I thought about that too. But I do have a benefit that my motors does not have a counterweight ;-)

The Picopter is exactly what I have in mind ;-) Easy and clean build and small enough for travelling. If you carry that little guy you don't need a business card if somebody is asking you "Hey, what are you doing?"


This is a family-ish site. :D

I believe that the first Low/HIGH is the "hey there is a command coming", and, the next 32 HIGH pulses are the command.

I, however, must bow to your ability to swing assembly, even on a PIC.

But that's one more thing under my belt. As our illustrious leader Frits once said and I think I've heard CtC say it as well "the fun is not in thinking you know it all but just how little you do know of what there is to be known"
I might come across as a bit of a pic and assembly fan but the truth is once you've invested as much time into learning a system and a Manufacturers way of delivering information you tend to want to make as much use of it as possible.
I had a foray into Python programming with a Udacity course and it ruined me. I couldn't think straight when I went back to assembly, lol.

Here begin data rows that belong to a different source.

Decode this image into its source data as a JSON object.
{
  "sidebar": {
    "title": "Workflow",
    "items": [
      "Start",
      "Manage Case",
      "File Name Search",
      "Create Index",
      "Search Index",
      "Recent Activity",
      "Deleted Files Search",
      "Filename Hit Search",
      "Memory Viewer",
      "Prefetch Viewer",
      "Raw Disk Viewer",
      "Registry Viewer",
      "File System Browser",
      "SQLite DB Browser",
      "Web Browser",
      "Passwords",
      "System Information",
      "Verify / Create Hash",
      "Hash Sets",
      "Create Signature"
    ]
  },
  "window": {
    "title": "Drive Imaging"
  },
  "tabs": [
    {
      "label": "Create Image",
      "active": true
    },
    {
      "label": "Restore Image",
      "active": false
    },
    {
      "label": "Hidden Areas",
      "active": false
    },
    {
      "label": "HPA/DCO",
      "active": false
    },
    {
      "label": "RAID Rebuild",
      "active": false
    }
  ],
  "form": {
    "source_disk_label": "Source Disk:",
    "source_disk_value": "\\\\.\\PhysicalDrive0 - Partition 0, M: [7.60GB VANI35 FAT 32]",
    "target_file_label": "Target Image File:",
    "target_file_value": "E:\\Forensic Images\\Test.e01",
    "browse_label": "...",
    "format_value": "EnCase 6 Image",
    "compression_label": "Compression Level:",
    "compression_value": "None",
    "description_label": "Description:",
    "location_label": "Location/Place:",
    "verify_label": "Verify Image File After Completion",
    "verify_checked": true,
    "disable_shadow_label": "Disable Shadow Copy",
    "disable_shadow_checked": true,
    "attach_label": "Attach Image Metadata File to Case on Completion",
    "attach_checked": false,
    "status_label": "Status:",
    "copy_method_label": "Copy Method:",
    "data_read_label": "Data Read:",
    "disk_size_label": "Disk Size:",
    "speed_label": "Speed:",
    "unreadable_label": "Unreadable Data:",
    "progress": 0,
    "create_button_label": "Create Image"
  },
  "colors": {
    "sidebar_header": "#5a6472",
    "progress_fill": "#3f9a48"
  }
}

It sounds like your using a cutdown Sony protocol the same as I do with the Micro Magician. I ignore the device code and only look at the first 7 bits which is the actual command.

I looked at several different button signals from my tv remote but couldn't decipher the system easily. As you can see in the top picture apart from a long bit pattern, the bits are actually represented by the high state as against low in Sony's IR protocol.
I intend to use this shortened Sony system for communication between swarmbots as well. I'm thinking that I can send multiple bytes to relay information. Similar to the full length Sony signal. If a bot receives an 'M' for message it will know to listen for a second byte containing the message and perhaps a third byte indicating which swarmbot sent it.

Ok, as a former fisherman I will forgive you the red/green messup... :-)

Interesting remote but sorry to tell you, I am more interested in the swarm bot you mentioned ;-)

Like your swarmbot project inspired me. I'm not sure if the pager motors are a good idea yet but the motors you used, while neat, I can only find for about 4 dollars each as against 80 cents each for the pager motors.
I am also wondering how far I can take it with an 8 pin pic and 2k program memory, 128 bytes ram and 256 bytes eeprom, lol.
The cost isn't really a big issue as I've also got most of the materials for a set of 10 larger swarmbots but you had me intrigued so much at your target of 5 dollars a piece so I thought I'd see if I could do it for that price.